Leaving the Big East behind and still keeping rivalries in tact will only help the non-con. You’d imagine St. John’s and Georgetown will have a presence on the schedule for years to come. Possibly even a school like Villanova. (Screw UConn.)
It makes sense because the St. John’s and Georgetown rivalries are too valuable to let go. It’s important for the Orange to maintain a strong presence in major Northeast cities. If you want to recruit Philly, DC/Baltimore, and NYC it’s mighty useful to play games in those areas regularly.
While in the Big East, playing quality non-conference opponents usually means travelling long distances. The ACC means longer road trips for conference play, but it creates an opportunity for some exciting early-season games that don’t necessitate difficult travel.

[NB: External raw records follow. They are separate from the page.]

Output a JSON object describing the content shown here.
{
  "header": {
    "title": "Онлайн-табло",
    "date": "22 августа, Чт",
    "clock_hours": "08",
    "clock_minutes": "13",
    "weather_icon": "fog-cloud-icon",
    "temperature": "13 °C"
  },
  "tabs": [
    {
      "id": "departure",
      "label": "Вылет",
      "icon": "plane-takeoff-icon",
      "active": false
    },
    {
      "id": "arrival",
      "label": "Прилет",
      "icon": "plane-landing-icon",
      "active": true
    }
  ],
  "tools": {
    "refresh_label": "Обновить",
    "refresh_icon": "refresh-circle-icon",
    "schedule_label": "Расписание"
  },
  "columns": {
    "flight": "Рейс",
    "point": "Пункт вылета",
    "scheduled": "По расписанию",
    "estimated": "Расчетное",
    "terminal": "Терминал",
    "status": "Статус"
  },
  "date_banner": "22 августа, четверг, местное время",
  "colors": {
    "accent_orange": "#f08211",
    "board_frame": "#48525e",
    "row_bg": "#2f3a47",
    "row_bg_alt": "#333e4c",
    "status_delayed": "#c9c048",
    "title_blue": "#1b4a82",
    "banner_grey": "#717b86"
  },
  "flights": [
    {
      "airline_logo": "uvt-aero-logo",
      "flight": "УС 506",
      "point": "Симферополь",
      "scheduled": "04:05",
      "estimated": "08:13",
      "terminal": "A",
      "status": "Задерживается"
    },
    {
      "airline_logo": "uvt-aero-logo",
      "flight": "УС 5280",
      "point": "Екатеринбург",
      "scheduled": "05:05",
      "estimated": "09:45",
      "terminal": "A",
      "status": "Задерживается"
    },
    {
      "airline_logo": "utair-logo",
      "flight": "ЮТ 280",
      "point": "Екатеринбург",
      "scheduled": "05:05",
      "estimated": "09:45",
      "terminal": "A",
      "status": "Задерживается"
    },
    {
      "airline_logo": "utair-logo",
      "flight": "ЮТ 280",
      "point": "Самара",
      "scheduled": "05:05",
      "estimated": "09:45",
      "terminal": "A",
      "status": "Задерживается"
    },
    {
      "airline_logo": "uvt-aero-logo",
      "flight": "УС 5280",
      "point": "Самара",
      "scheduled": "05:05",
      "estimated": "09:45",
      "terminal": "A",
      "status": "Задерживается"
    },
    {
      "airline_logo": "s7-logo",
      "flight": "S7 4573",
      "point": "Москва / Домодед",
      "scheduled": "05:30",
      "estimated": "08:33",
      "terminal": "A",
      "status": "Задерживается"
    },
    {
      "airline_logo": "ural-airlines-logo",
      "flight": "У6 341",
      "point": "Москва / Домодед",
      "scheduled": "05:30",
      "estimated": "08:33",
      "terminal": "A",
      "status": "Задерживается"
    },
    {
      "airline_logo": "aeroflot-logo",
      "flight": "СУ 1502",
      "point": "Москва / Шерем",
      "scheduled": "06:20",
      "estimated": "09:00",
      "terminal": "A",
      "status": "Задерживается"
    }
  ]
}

Playing St. John’s at MSG is enormous to keep the Big Apple presence for both recruiting and alumni. Finding ways to work in Georgetown and Villanova will attract national TV audiences. And playing all three of these schools will help out SU’s tourney resume. Losing Big East basketball is tough to swallow, but Syracuse’s non-conference schedule will have a chance to benefit from the switch.
Posted: Andrew Kanell